This shows just how important it is for gas piping design professionals to be fully acquainted with, and knowledgeable about, the fuel gas legislation in different parts of the U.S. in general, and New York State and New York City in particular.
Another vital element of the gas piping design is the meter, which measures the volume of fuel gases. Meters are used at all buildings – residential, commercial, and industrial – where fuel gas is supplied by a gas utility company.
The gas usage of most customers is measured via a separate meter, although in some multiple dwelling buildings a common meter is used. Meter drawings form part of the gas piping design.

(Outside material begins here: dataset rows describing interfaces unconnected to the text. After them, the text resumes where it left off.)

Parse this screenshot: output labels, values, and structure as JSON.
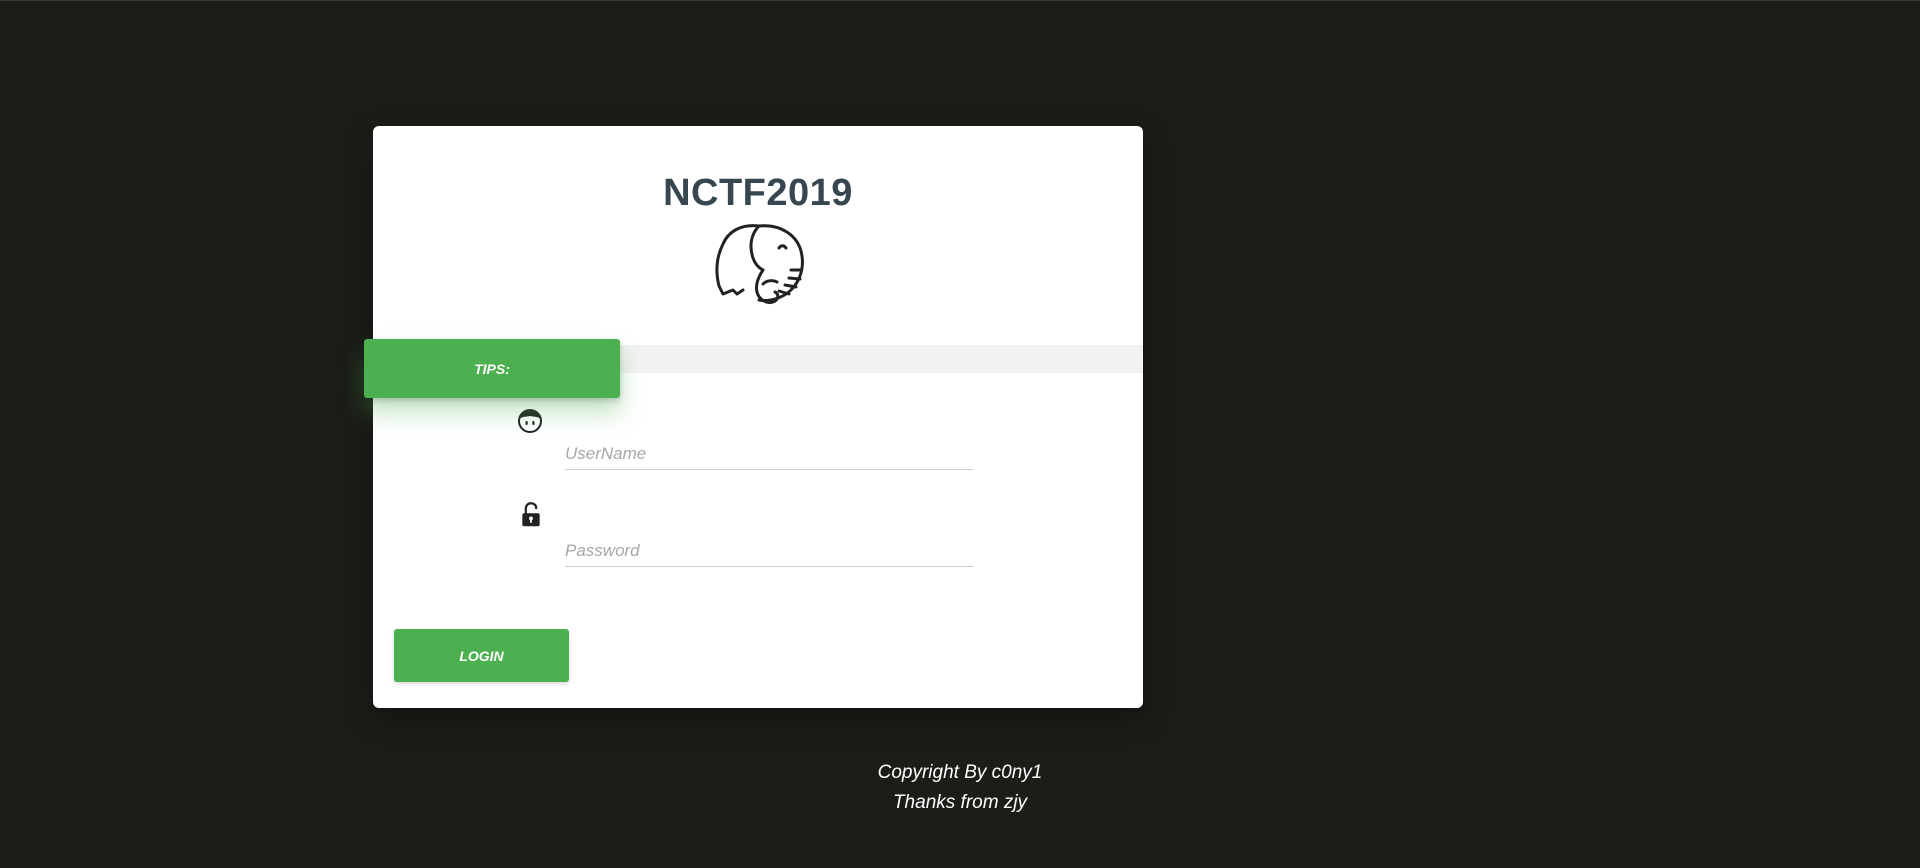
{
  "login_card": {
    "title": "NCTF2019",
    "tips_label": "TIPS:",
    "username_placeholder": "UserName",
    "password_placeholder": "Password",
    "login_label": "LOGIN",
    "logo_icon": "elephant-icon",
    "username_icon": "face-icon",
    "password_icon": "unlocked-padlock-icon"
  },
  "footer": {
    "copyright": "Copyright By c0ny1",
    "thanks": "Thanks from zjy"
  },
  "colors": {
    "background": "#1c1d19",
    "accent": "#4caf50",
    "title": "#37474f",
    "card": "#ffffff"
  }
}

Although different gas utility companies have their own gas service and installation requirements, there is a lot of common ground. For instance, all family residential gas meters are normally installed outside. Other dwellings, commercial premises, and mixed-use buildings also place meters outdoors unless there is a waiver in place. Before the 1970s, they were usually located inside buildings, typically in garages or basements.
The NYC Code is specific in terms of where meters may and may not be located if they are installed inside. Generally, they should be located as near as possible to the point of entrance of the service and, ideally, in the cellar or basement, in an area where the meter can be easily read and inspected. Meters must also be protected against extreme heat or cold and properly ventilated.

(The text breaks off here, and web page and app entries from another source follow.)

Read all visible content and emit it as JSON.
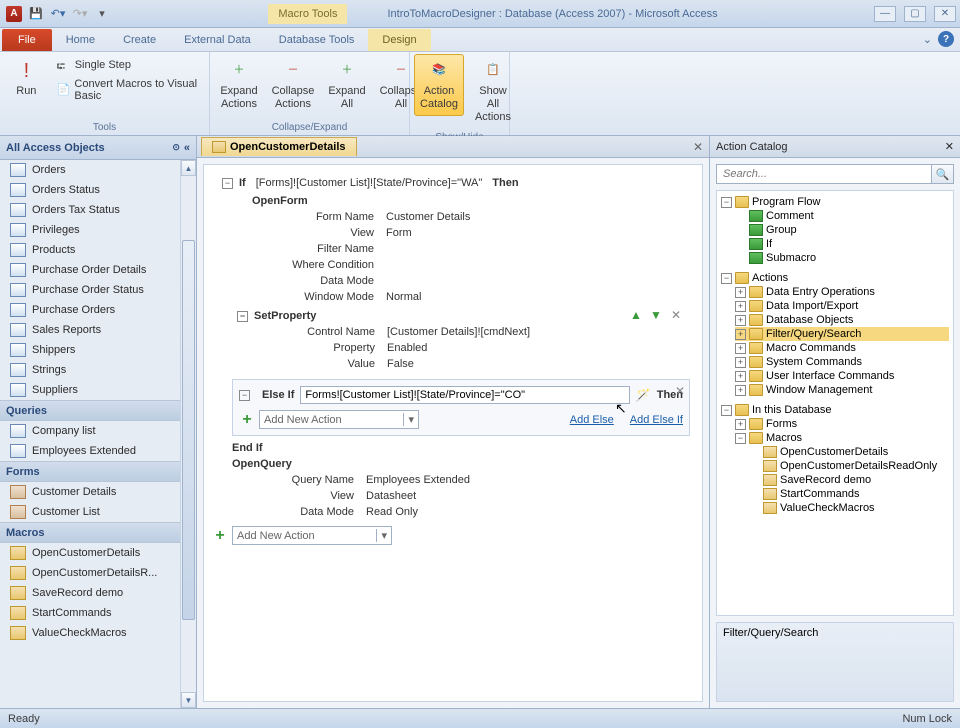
{
  "titlebar": {
    "macro_tools": "Macro Tools",
    "title": "IntroToMacroDesigner : Database (Access 2007) - Microsoft Access"
  },
  "tabs": {
    "file": "File",
    "items": [
      "Home",
      "Create",
      "External Data",
      "Database Tools"
    ],
    "contextual": "Design"
  },
  "ribbon": {
    "run": "Run",
    "single_step": "Single Step",
    "convert": "Convert Macros to Visual Basic",
    "tools_label": "Tools",
    "expand_actions": "Expand Actions",
    "collapse_actions": "Collapse Actions",
    "expand_all": "Expand All",
    "collapse_all": "Collapse All",
    "collapse_expand_label": "Collapse/Expand",
    "action_catalog": "Action Catalog",
    "show_all": "Show All Actions",
    "showhide_label": "Show/Hide"
  },
  "nav": {
    "header": "All Access Objects",
    "tables": [
      "Orders",
      "Orders Status",
      "Orders Tax Status",
      "Privileges",
      "Products",
      "Purchase Order Details",
      "Purchase Order Status",
      "Purchase Orders",
      "Sales Reports",
      "Shippers",
      "Strings",
      "Suppliers"
    ],
    "queries_label": "Queries",
    "queries": [
      "Company list",
      "Employees Extended"
    ],
    "forms_label": "Forms",
    "forms": [
      "Customer Details",
      "Customer List"
    ],
    "macros_label": "Macros",
    "macros": [
      "OpenCustomerDetails",
      "OpenCustomerDetailsR...",
      "SaveRecord demo",
      "StartCommands",
      "ValueCheckMacros"
    ]
  },
  "doc": {
    "tab": "OpenCustomerDetails"
  },
  "macro": {
    "if_kw": "If",
    "if_cond": "[Forms]![Customer List]![State/Province]=\"WA\"",
    "then": "Then",
    "openform": "OpenForm",
    "openform_props": {
      "form_name_k": "Form Name",
      "form_name_v": "Customer Details",
      "view_k": "View",
      "view_v": "Form",
      "filter_k": "Filter Name",
      "filter_v": "",
      "where_k": "Where Condition",
      "where_v": "",
      "datamode_k": "Data Mode",
      "datamode_v": "",
      "winmode_k": "Window Mode",
      "winmode_v": "Normal"
    },
    "setprop": "SetProperty",
    "setprop_props": {
      "control_k": "Control Name",
      "control_v": "[Customer Details]![cmdNext]",
      "prop_k": "Property",
      "prop_v": "Enabled",
      "value_k": "Value",
      "value_v": "False"
    },
    "elseif_kw": "Else If",
    "elseif_cond": "Forms![Customer List]![State/Province]=\"CO\"",
    "addnew": "Add New Action",
    "addelse": "Add Else",
    "addelseif": "Add Else If",
    "endif": "End If",
    "openquery": "OpenQuery",
    "openquery_props": {
      "qname_k": "Query Name",
      "qname_v": "Employees Extended",
      "view_k": "View",
      "view_v": "Datasheet",
      "datamode_k": "Data Mode",
      "datamode_v": "Read Only"
    }
  },
  "catalog": {
    "title": "Action Catalog",
    "search_ph": "Search...",
    "program_flow": "Program Flow",
    "pf_items": [
      "Comment",
      "Group",
      "If",
      "Submacro"
    ],
    "actions": "Actions",
    "action_items": [
      "Data Entry Operations",
      "Data Import/Export",
      "Database Objects",
      "Filter/Query/Search",
      "Macro Commands",
      "System Commands",
      "User Interface Commands",
      "Window Management"
    ],
    "inthisdb": "In this Database",
    "forms_node": "Forms",
    "macros_node": "Macros",
    "db_macros": [
      "OpenCustomerDetails",
      "OpenCustomerDetailsReadOnly",
      "SaveRecord demo",
      "StartCommands",
      "ValueCheckMacros"
    ],
    "desc": "Filter/Query/Search"
  },
  "status": {
    "ready": "Ready",
    "numlock": "Num Lock"
  }
}
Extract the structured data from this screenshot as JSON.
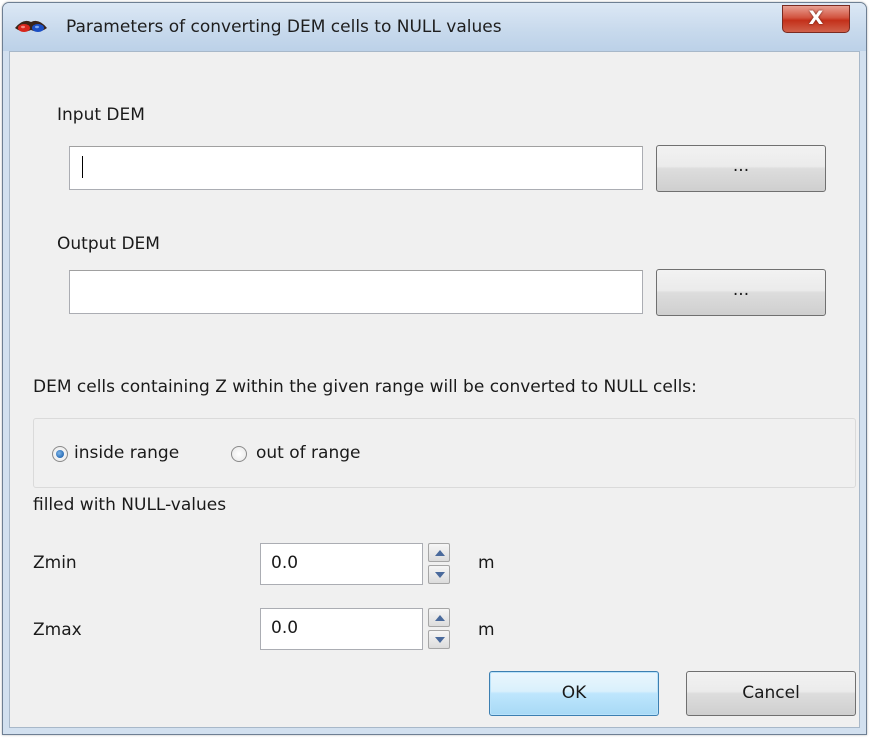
{
  "window": {
    "title": "Parameters of converting DEM cells to NULL values",
    "close_glyph": "X"
  },
  "input_dem": {
    "label": "Input DEM",
    "value": "",
    "browse_label": "..."
  },
  "output_dem": {
    "label": "Output DEM",
    "value": "",
    "browse_label": "..."
  },
  "range": {
    "description": "DEM cells containing Z within the given range will be converted to NULL cells:",
    "options": [
      {
        "label": "inside range",
        "selected": true
      },
      {
        "label": "out of range",
        "selected": false
      }
    ],
    "note": "filled with NULL-values"
  },
  "zmin": {
    "label": "Zmin",
    "value": "0.0",
    "unit": "m"
  },
  "zmax": {
    "label": "Zmax",
    "value": "0.0",
    "unit": "m"
  },
  "buttons": {
    "ok": "OK",
    "cancel": "Cancel"
  },
  "icons": {
    "app": "stereo-glasses-icon",
    "close": "close-icon",
    "spin_up": "arrow-up-icon",
    "spin_down": "arrow-down-icon"
  },
  "colors": {
    "title_bar": "#c7d9ec",
    "close_button": "#c3301a",
    "dialog_bg": "#f0f0f0",
    "default_button": "#bee6fd"
  }
}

Gas regulators and gas regulator vent outlets are also covered in the codes, with a strong focus on the minimum and maximum pressure levels.

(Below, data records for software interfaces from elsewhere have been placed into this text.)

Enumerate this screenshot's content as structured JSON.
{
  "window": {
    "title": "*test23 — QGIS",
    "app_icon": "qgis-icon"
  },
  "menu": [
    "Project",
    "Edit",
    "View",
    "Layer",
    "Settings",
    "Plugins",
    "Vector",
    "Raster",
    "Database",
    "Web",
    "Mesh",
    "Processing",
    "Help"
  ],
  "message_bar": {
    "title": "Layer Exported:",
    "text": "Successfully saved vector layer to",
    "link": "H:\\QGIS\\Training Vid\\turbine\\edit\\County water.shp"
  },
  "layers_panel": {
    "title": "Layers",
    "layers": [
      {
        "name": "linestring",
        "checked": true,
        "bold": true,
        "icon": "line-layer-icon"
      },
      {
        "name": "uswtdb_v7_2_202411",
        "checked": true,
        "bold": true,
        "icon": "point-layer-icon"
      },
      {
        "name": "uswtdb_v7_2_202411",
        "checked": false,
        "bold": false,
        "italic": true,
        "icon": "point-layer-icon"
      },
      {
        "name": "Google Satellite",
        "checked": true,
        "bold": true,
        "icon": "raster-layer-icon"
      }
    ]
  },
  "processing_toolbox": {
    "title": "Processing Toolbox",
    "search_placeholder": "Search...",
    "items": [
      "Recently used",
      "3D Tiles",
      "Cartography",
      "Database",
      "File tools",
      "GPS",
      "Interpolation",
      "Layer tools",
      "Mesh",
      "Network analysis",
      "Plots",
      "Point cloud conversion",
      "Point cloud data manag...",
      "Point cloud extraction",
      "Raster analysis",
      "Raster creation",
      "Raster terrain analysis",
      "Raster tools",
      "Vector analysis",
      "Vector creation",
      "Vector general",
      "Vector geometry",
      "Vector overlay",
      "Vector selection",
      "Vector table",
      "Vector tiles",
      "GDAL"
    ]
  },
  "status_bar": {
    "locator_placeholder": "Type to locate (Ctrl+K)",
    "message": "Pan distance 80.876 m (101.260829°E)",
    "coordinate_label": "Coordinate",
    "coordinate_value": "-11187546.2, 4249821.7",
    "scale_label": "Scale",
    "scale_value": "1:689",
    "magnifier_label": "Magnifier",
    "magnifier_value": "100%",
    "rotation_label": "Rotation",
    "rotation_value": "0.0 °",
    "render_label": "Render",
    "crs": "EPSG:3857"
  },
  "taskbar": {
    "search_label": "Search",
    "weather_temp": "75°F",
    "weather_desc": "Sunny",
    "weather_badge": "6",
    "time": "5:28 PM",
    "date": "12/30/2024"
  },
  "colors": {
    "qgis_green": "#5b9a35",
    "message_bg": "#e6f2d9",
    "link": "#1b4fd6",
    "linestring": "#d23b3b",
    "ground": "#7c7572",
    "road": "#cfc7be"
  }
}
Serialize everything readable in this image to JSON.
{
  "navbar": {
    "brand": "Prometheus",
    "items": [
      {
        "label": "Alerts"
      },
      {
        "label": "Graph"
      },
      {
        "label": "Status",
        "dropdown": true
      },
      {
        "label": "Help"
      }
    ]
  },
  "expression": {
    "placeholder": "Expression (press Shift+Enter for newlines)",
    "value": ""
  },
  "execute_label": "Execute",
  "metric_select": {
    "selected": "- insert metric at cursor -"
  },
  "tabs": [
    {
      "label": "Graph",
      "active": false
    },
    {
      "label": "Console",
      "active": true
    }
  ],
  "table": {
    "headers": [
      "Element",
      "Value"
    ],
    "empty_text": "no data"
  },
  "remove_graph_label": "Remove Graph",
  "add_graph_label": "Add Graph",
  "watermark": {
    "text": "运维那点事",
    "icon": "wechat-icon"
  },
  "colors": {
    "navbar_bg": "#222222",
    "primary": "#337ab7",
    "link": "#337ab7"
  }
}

All gas piping installations must be inspected to make sure they have been completed in accordance with the gas piping design which must, of course, be in compliance with the necessary codes.
In NYS, gas service installations require municipal certification to ensure that the gas piping system has been pressure tested. They also require documentation that proves the gas service of the building has been authorized for fuel supply. This is the responsibility of the building owner or contractor and until the necessary certification and permits have been received the gas service cannot be completed.
In NYC, distribution piping requires gas service authorization from the Department of Buildings (DOB). NYC meter piping pressure test verification is required for all new gas piping as well as alterations to, and replacement of, piping.
In terms of various new Local Laws, starting in 2018, the DOB performs final inspections on all gas piping systems and permitted system work. From 2019, a new Local Law requires all buildings except those in Group R-3 to be inspected periodically, at least once every five years.
Utility companies also have inspection requirements. For instance, Con Edison requires one of the company’s representatives to undertake a final inspection before they will release the gas meter and turn on the gas service.
Ultimately, if the gas piping design is correctly done according to the necessary standards and codes, and the installation is properly done, there shouldn’t be any delays.